          At the conference a geocentric orrery will clearly illustrate the phenomena often claimed to prove the heliocentric model working in a mechanical geocentric model, thus proving the claim that the heliocentric model is proven a lie.  These effects include parallax, seasons, the rotation of the earth seen from the moon, and retrograde motion of the outer planets.  We expect to have a paper on Joshua’s Long Day and Hezekiah’s Sign.  Accounts of these phenomena are found around the world.  Understandably, uniformitarian evolutionists are petrified of them, but amazingly, even Creationists are frightened to tell the stories known around the world. 
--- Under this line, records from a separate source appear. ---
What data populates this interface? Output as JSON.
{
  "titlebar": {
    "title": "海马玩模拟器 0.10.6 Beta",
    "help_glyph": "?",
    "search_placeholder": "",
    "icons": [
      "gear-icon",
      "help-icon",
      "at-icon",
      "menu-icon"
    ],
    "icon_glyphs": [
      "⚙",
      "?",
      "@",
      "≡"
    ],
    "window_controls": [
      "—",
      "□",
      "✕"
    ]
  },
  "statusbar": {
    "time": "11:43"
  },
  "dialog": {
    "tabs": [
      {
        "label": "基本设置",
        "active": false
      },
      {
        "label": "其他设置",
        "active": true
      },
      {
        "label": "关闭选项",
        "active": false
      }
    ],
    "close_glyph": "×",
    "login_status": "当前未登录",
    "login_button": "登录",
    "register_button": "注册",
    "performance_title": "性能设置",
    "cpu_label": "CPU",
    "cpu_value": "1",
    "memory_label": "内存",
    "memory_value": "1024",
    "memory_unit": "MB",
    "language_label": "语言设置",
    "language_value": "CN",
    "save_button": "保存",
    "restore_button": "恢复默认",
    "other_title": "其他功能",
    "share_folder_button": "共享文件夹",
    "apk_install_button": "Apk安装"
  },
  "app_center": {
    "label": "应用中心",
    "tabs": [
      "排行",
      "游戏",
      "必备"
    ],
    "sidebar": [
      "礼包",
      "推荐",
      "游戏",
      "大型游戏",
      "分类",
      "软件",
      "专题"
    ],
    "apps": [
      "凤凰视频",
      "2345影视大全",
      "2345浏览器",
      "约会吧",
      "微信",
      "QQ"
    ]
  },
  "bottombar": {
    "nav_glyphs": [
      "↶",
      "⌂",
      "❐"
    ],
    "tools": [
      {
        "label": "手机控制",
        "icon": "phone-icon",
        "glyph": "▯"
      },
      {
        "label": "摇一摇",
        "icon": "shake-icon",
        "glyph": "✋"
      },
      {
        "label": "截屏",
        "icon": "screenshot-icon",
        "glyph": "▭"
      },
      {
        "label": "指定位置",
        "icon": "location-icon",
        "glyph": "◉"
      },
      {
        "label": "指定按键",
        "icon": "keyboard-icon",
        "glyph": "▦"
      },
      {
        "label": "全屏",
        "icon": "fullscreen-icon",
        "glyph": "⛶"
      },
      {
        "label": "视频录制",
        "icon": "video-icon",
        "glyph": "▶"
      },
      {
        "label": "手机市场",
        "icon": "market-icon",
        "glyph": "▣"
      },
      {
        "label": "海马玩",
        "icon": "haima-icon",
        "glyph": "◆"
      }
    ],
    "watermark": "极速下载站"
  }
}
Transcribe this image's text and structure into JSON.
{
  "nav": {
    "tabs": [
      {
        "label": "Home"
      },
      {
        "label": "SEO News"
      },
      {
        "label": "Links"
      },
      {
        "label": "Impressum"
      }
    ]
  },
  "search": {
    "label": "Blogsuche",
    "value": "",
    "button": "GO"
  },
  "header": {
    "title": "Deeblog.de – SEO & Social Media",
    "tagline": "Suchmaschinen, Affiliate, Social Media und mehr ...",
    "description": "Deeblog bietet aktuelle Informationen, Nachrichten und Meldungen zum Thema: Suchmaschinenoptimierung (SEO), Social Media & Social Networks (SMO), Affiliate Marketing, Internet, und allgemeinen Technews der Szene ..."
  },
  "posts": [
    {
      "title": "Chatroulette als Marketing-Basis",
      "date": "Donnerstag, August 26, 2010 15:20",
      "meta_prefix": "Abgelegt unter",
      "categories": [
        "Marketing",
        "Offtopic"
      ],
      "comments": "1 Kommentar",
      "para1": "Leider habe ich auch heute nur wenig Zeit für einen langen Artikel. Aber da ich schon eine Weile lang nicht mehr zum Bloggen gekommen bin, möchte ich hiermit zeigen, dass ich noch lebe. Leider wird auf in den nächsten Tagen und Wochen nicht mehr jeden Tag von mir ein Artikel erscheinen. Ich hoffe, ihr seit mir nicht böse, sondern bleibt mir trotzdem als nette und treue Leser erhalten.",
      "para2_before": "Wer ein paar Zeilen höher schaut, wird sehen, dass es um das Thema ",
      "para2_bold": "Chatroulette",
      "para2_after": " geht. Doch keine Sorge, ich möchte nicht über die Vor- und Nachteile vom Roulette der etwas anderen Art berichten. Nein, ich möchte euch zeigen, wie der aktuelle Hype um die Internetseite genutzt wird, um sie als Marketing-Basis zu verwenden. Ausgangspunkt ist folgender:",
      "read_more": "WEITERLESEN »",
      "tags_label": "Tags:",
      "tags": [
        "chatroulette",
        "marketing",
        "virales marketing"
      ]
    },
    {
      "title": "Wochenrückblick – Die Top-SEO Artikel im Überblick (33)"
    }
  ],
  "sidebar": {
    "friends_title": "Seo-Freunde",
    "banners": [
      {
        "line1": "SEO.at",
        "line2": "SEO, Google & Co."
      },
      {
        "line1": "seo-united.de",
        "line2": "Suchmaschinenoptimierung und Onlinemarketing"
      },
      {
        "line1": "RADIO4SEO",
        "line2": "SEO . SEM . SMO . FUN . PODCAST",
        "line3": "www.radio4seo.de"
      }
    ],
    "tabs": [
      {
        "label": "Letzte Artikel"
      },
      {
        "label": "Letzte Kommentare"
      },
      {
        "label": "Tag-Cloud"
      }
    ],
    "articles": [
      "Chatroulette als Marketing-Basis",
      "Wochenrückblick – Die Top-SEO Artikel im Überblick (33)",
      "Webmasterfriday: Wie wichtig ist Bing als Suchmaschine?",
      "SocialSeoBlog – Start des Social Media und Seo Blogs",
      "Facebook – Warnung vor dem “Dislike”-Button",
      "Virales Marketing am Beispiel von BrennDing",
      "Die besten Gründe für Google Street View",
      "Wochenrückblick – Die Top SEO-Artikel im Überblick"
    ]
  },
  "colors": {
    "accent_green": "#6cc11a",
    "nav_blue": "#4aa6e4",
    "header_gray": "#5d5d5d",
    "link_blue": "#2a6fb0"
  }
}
          The cost of mailing future issues of the Biblical Astronomer has increased by roughly fifty percent.  A 32-page issue will now cost fifty cents more to send in the USA than previously.  There are three options open.  The first is to increase the subscription price by $5 per year—bear in mind that the B.A. has more postal expenses than just the mailing of the quarterly.  The second option is to keep the rate the same but reduce the number of pages to 28 per issue.  The last option is to return to Walter van der Kamp’s original way of paying for issues, which was to rely on donations and mail an issue only when enough money was donated to cover its costs.  That meant that sometimes there were only one or two issues per year.  There was one period when the postal workers struck in Canada and it was almost two years between two particular issues.  There is, of course, a fourth option, to cease publication, but there are still hundreds of people who are interested in the publication; so that is not an option, leastwise, not yet.  For this issue we have chosen the second option.  We do need whatever financial help you can give, especially a regular, periodic support.

          We hope to see you at the conference.